After wreck on the way home from hospital, Deal in need of second kidney transplant
Published 12:02 am Saturday, February 26, 2022
Nick Deal was on top of the world.
Deal told his family and friends he would be able to regain his life with his new kidney. His wife, Donna Deal, waited on Nick as he was headed home, finally free of the kidney issues that had complicated the last two years of his life.
Niece April Hanna picked him up on Valentine’s Day at the Atrium Health medical center in Charlotte and anticipated a quick drive north on Interstate 85 to the Deal home, where Donna was already recuperating. She donated the kidney to her husband of 44 years.
But near the Concord Mills exit, a multi-vehicle wreck resulted in a Brink’s armored vehicle smashing into the rear of Hanna’s van. Nick was transported quickly to Atrium Health Northeast where doctors sent him back to Atrium Health Main in Charlotte and his transplant team awaited. They tried, but they couldn’t save Nick’s new kidney.
The wreck’s impact was so forceful the kidney didn’t survive, and he’s now in need of a new donor. Still, Donna says, “It could have been worse. Nick had originally planned to ride in one of the two back seats of the van and stretch out. Those seats were crushed and bent forward by the impact.”
First kidney donation
Nick retired and closed his Firestone Garage in March 2020. He had two 10-year stints running his own garage with another 10-year segment with NASCAR sandwiched in between. Shortly after, in July 2021, a doctor’s appointment found that neither of Nick’s kidneys were operating normally. He was referred in May 2021 to a nephrologist, a specialist in kidney care, because of extremely high blood pressure. During a week in the hospital, Nick and Donna waited for answers.
Nick had a fistula wrist procedure for vascular access in anticipation of dialysis. Nick experienced dehydration and extreme cramping and often used Advil and ibuprofen. Donna found out later both drugs added to the kidney issues and was told the better choice would have been Tylenol.
After blood work, the nephrologist referred Nick to dialysis in late December.

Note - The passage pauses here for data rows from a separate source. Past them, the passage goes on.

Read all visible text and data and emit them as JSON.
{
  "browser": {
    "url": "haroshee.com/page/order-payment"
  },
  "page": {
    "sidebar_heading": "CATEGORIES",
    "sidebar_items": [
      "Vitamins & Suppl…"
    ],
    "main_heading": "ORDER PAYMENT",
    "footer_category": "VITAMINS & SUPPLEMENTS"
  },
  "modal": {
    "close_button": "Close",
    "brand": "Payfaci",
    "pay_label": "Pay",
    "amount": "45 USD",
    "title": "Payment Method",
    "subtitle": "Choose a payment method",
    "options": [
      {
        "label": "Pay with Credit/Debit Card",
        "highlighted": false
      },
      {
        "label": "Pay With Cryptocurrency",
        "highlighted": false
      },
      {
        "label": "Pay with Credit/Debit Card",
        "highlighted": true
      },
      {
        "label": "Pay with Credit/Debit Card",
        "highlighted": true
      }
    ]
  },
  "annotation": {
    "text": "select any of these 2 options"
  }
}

“It was a bad experience and very painful,” Donna said. “Things didn’t go well, and Nick decided not to go back. We wanted to explore a live kidney donation.”
Donna, an executive assistant at Atrium, turned out to be a perfect match for her husband. Testing and screening took about five months. Blood tests must match and includes a mixing of the blood to test for rejection. Donna’s kidneys were tested for their own urine output and overall health, using a nuclear stress test with dyes injected into her body.
Surgery was scheduled for Feb. 9, with final testing that included another round of blood work, an EKG and a chest X-ray. Kidney transplant surgery at Atrium began with a 4:30 a.m. arrival for Donna, Nick and Hanna.
“My surgery started about 90 minutes before Nick’s. I had one 2-inch incision and two other small ones and remained in the hospital for four nights,” Donna said.
Nick’s separate team of doctors took the kidney, attached it and monitored his kidney functions. Donna’s kidney was smaller and took a while to lower Nick’s creatine level. He spent two extra nights in the hospital where he began to call friends and tell them the good news. He was excited about life, said Mike Yost, his longtime friend.
“Nick was ready to get back to living, doing the things he had missed,” Yost said.
Nick’s condition was serious after the wreck and upon his arrival at nearby Atrium Health Northeast. His breathing was shallow and he received four units of blood.
After transport to Atrium Health Main, doctors worked for two hours trying to save the new kidney. They determined that with the loss of blood and time, the kidney was not salvageable. Nick spent two nights in emergency trauma before moving to the transplant floor and eventually home.
Nick, 62, continues his recovery at home where Donna can monitor him and work remotely. After two major surgeries in a week, Nick says the developments are disheartening more than anything.
“I’m still sore from the surgeries, but I’m getting by with my original kidneys for the time being. They are operating at about 8%,” Nick said.
Dialysis is likely ahead, but Nick still hopes for another donor.
Donna, 63, said Nick won’t be limited because of the prior surgeries and both he and April are healing from the wreck.
Nick added, “I’m sure glad that I didn’t ride in that back seat and next time we won’t ride home on the interstate.”
A new donor would have about five months of testing to prove the match is good. There is no cost to any potential donor for the testing and medical procedures. All costs are covered by Atrium and the recipient’s insurance. Lifestyle of the donor is an important factor. Nick’s blood type is A negative. So, a compatible donor would be either blood type A or O, either negative or positive.
For the time being, Nick and Donna will move forward together.
“I have asked family and friends to pray for our strength in the days ahead,” Donna said. “Prayers and positive thinking will get us through this, and I will be there with him every step of the way.”
For more information, email Donna at firstname.lastname@example.org or visit atriumhealth.org/medical-services/specialty-care/transplant.